RECORD EXCERPTS:
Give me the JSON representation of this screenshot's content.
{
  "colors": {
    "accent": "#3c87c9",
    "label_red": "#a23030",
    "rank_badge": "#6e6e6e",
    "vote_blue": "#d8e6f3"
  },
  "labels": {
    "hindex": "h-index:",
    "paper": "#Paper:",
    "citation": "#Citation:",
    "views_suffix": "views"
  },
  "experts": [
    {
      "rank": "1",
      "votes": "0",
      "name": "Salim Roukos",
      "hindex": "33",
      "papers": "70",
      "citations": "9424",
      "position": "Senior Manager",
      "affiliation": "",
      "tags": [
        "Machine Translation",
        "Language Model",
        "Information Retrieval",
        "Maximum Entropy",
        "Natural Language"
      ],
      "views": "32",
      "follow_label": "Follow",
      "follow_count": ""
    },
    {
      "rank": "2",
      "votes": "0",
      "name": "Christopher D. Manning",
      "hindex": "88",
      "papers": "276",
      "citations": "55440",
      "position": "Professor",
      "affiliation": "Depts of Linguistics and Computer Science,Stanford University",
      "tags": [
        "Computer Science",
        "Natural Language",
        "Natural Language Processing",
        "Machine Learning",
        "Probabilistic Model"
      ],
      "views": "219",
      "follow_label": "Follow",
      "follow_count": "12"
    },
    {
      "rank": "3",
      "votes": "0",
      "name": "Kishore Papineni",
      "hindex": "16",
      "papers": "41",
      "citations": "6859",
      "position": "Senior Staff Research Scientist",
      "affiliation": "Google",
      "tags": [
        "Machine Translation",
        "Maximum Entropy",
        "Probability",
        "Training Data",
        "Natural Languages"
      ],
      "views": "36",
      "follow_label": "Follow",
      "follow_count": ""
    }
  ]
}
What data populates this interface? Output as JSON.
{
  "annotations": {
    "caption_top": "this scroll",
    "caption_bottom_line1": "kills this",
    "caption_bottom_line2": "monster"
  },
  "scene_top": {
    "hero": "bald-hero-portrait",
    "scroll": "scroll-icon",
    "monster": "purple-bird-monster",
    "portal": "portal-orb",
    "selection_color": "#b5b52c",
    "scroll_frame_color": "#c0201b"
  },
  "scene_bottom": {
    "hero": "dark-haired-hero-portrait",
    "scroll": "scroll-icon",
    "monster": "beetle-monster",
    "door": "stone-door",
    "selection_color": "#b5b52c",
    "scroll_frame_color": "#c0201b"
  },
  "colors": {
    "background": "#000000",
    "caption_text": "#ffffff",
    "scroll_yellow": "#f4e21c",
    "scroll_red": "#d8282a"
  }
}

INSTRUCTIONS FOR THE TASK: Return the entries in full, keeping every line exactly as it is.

ANSWER TO THIS EXERCISE:
Give me the JSON representation of this screenshot's content.
{
  "colors": {
    "accent": "#3c87c9",
    "label_red": "#a23030",
    "rank_badge": "#6e6e6e",
    "vote_blue": "#d8e6f3"
  },
  "labels": {
    "hindex": "h-index:",
    "paper": "#Paper:",
    "citation": "#Citation:",
    "views_suffix": "views"
  },
  "experts": [
    {
      "rank": "1",
      "votes": "0",
      "name": "Salim Roukos",
      "hindex": "33",
      "papers": "70",
      "citations": "9424",
      "position": "Senior Manager",
      "affiliation": "",
      "tags": [
        "Machine Translation",
        "Language Model",
        "Information Retrieval",
        "Maximum Entropy",
        "Natural Language"
      ],
      "views": "32",
      "follow_label": "Follow",
      "follow_count": ""
    },
    {
      "rank": "2",
      "votes": "0",
      "name": "Christopher D. Manning",
      "hindex": "88",
      "papers": "276",
      "citations": "55440",
      "position": "Professor",
      "affiliation": "Depts of Linguistics and Computer Science,Stanford University",
      "tags": [
        "Computer Science",
        "Natural Language",
        "Natural Language Processing",
        "Machine Learning",
        "Probabilistic Model"
      ],
      "views": "219",
      "follow_label": "Follow",
      "follow_count": "12"
    },
    {
      "rank": "3",
      "votes": "0",
      "name": "Kishore Papineni",
      "hindex": "16",
      "papers": "41",
      "citations": "6859",
      "position": "Senior Staff Research Scientist",
      "affiliation": "Google",
      "tags": [
        "Machine Translation",
        "Maximum Entropy",
        "Probability",
        "Training Data",
        "Natural Languages"
      ],
      "views": "36",
      "follow_label": "Follow",
      "follow_count": ""
    }
  ]
}
What data populates this interface? Output as JSON.
{
  "annotations": {
    "caption_top": "this scroll",
    "caption_bottom_line1": "kills this",
    "caption_bottom_line2": "monster"
  },
  "scene_top": {
    "hero": "bald-hero-portrait",
    "scroll": "scroll-icon",
    "monster": "purple-bird-monster",
    "portal": "portal-orb",
    "selection_color": "#b5b52c",
    "scroll_frame_color": "#c0201b"
  },
  "scene_bottom": {
    "hero": "dark-haired-hero-portrait",
    "scroll": "scroll-icon",
    "monster": "beetle-monster",
    "door": "stone-door",
    "selection_color": "#b5b52c",
    "scroll_frame_color": "#c0201b"
  },
  "colors": {
    "background": "#000000",
    "caption_text": "#ffffff",
    "scroll_yellow": "#f4e21c",
    "scroll_red": "#d8282a"
  }
}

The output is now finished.